Here’s what Jaron Lanier says about his experience,

“Briefly I was one of the HuffPost’s top bloggers, always on the front page. But I found myself falling into that old problem again whenever I read the comments, and I could not get myself to ignore them. I would feel this weird low-level boiling rage inside me. Or I’d feel this absurd glow when people liked what I wrote, even if what they said didn’t indicate that they had paid much attention to it. Comment authors were mostly seeking attention for themselves.” (From ‘Ten Arguments for Deleting Your Social Media Accounts Right Now’)

After I read an article in a newspaper written by a friend, I went to see the comments. Most were supportive, but the few nasty ones sparked my emotions. My first thought was to react and also comment evidencing the silliness of their criticism, but then I paused and wondered – ” what does replying make of me?” A Digital Gollum. Someone who loses his innocence and craves for attention to the point of making of pseudo-insightful comments their precious one ring.

Constructive comments demand moderation.

In a few sites I follow regularly, the author explicitly states the rules for comments, but in newspapers, there are no rules. This absence culturally leads to distorted behaviors, and reading these comments a painful experience.

The solution is simple.

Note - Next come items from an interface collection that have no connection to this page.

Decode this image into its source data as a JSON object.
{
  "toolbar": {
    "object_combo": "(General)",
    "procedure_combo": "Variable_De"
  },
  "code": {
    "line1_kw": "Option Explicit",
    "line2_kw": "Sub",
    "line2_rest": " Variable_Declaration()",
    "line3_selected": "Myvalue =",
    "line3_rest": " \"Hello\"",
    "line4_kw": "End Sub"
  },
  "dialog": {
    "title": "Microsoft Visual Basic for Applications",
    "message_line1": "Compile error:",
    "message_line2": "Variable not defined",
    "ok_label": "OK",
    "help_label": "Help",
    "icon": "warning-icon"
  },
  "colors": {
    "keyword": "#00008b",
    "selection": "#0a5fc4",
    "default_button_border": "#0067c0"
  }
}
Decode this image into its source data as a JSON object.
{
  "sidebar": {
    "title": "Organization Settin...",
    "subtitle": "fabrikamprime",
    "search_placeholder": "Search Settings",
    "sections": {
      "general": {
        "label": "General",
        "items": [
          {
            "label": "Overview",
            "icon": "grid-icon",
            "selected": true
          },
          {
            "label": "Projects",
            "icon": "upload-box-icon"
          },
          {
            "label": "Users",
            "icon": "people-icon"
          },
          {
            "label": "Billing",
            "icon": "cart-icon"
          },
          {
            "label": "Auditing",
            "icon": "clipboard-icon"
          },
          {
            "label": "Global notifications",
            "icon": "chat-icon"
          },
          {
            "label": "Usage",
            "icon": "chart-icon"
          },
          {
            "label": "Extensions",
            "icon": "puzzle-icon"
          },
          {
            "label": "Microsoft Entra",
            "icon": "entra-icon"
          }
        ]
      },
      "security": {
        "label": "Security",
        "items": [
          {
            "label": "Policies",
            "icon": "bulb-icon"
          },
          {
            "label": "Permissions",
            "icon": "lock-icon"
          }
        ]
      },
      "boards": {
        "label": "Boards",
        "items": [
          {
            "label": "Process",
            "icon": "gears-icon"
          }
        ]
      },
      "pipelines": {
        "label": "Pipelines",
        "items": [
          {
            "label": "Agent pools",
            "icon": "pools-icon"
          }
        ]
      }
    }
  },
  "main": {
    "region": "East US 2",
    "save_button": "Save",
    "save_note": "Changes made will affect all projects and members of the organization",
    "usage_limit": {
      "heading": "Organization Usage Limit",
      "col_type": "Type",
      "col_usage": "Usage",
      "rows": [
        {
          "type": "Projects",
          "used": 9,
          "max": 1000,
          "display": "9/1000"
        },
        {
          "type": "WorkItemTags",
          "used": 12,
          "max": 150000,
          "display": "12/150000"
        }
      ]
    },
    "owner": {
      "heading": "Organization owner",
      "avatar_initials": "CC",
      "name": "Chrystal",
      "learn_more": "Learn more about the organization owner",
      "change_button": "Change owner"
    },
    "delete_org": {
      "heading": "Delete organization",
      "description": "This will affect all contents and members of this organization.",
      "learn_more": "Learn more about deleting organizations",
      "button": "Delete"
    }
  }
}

If newspapers cannot find the right strategy to moderate comments, eliminate that possibility. A lot of people wouldn’t turn into authentic ”Digital Gollums.”